* **Task description**
Please find all lines containing "true" in the listing below and copy them.

* **Dataset extract**
Segment Open

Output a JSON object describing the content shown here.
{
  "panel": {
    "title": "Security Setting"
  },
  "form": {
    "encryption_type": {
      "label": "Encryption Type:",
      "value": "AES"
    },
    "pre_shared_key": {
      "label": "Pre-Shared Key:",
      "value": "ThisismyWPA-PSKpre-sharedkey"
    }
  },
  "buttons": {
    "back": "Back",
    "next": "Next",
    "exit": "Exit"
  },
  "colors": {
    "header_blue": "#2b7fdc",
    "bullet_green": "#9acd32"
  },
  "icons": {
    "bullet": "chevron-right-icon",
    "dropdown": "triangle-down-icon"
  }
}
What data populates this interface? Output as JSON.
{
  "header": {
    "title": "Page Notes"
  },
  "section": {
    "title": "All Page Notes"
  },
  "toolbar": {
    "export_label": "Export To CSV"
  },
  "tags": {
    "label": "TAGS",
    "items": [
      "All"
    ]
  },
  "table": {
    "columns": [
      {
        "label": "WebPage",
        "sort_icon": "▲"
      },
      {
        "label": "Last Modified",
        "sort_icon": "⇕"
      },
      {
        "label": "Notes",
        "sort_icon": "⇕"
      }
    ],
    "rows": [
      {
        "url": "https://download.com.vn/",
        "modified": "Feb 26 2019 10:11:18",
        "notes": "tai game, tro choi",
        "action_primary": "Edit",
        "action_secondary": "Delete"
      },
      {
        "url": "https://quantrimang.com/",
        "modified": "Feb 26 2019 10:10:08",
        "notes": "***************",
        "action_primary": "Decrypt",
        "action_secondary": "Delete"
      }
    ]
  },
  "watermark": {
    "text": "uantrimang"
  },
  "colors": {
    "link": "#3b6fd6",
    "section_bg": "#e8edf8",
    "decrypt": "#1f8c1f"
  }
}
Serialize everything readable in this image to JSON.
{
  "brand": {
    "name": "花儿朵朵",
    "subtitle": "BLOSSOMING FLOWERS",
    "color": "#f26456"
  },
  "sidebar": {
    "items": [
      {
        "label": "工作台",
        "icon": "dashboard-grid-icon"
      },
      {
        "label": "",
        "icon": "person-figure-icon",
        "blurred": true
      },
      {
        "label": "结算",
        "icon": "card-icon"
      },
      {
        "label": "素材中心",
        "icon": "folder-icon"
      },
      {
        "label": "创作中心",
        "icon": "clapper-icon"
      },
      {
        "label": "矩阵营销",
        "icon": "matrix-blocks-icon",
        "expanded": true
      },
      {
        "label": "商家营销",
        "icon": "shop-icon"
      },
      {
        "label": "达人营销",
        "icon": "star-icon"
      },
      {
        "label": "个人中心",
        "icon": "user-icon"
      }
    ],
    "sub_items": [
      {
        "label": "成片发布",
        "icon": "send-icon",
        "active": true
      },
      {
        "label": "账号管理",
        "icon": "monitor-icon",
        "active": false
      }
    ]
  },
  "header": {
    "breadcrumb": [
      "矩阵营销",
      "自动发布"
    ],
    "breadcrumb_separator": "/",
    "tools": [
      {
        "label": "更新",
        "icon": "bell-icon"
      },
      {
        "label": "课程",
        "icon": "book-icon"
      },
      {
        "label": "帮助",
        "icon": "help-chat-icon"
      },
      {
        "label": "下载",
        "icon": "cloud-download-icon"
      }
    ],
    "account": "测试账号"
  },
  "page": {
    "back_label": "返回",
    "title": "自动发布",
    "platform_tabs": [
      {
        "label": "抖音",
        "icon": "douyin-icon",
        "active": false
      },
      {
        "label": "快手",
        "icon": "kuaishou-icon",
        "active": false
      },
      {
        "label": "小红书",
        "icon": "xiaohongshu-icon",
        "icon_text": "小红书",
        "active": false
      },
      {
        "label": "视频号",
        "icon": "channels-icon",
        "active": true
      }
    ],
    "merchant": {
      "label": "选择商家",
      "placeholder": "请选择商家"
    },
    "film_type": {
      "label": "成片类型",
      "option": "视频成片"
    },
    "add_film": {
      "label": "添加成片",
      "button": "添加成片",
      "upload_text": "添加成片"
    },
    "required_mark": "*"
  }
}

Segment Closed

* **Task result**
        "blurred": true
        "expanded": true
        "active": true
        "active": true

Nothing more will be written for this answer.